WORK REQUIRED:
Throughout the material below, count the lines that include the string "this", then report only the resulting number.
================
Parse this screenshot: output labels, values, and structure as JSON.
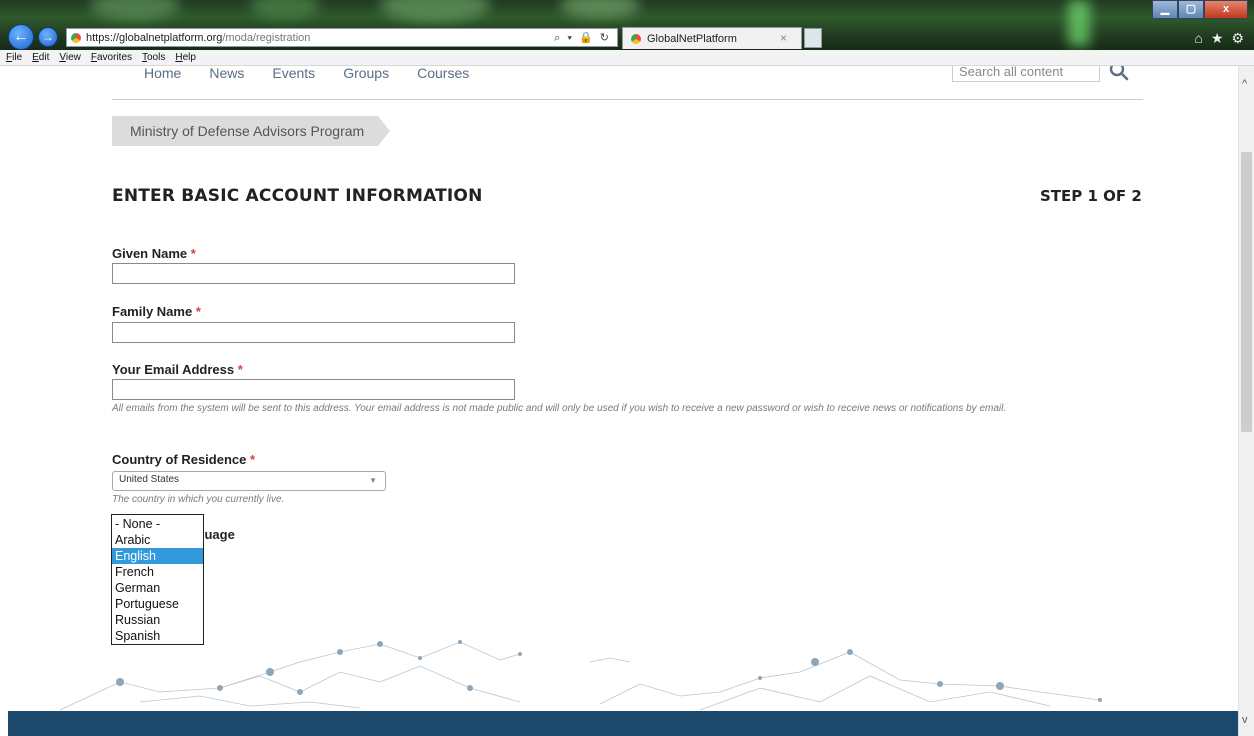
{
  "browser": {
    "url_host": "https://globalnetplatform.org",
    "url_path": "/moda/registration",
    "tab_title": "GlobalNetPlatform",
    "tab_close": "×",
    "menu": [
      "File",
      "Edit",
      "View",
      "Favorites",
      "Tools",
      "Help"
    ],
    "back_glyph": "←",
    "forward_glyph": "→",
    "addr_actions": "⌕ ▾ 🔒 ↻",
    "win_min": "▁",
    "win_max": "▢",
    "win_close": "x",
    "home_glyph": "⌂",
    "fav_glyph": "★",
    "settings_glyph": "⚙"
  },
  "site_nav": {
    "items": [
      "Home",
      "News",
      "Events",
      "Groups",
      "Courses"
    ],
    "search_placeholder": "Search all content"
  },
  "breadcrumb": "Ministry of Defense Advisors Program",
  "form": {
    "title": "ENTER BASIC ACCOUNT INFORMATION",
    "step": "STEP 1 OF 2",
    "required_mark": "*",
    "given_name_label": "Given Name",
    "given_name_value": "",
    "family_name_label": "Family Name",
    "family_name_value": "",
    "email_label": "Your Email Address",
    "email_value": "",
    "email_help": "All emails from the system will be sent to this address. Your email address is not made public and will only be used if you wish to receive a new password or wish to receive news or notifications by email.",
    "country_label": "Country of Residence",
    "country_value": "United States",
    "country_help": "The country in which you currently live.",
    "language_label_partial": "guage",
    "language_options": [
      "- None -",
      "Arabic",
      "English",
      "French",
      "German",
      "Portuguese",
      "Russian",
      "Spanish"
    ],
    "language_selected": "English"
  },
  "scrollbar": {
    "up_glyph": "^",
    "down_glyph": "v"
  },
  "colors": {
    "footer": "#1d4a6c",
    "selection": "#3399dd",
    "required": "#d64040",
    "nav_text": "#5a6e86"
  }
}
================
ANSWER BELOW:
2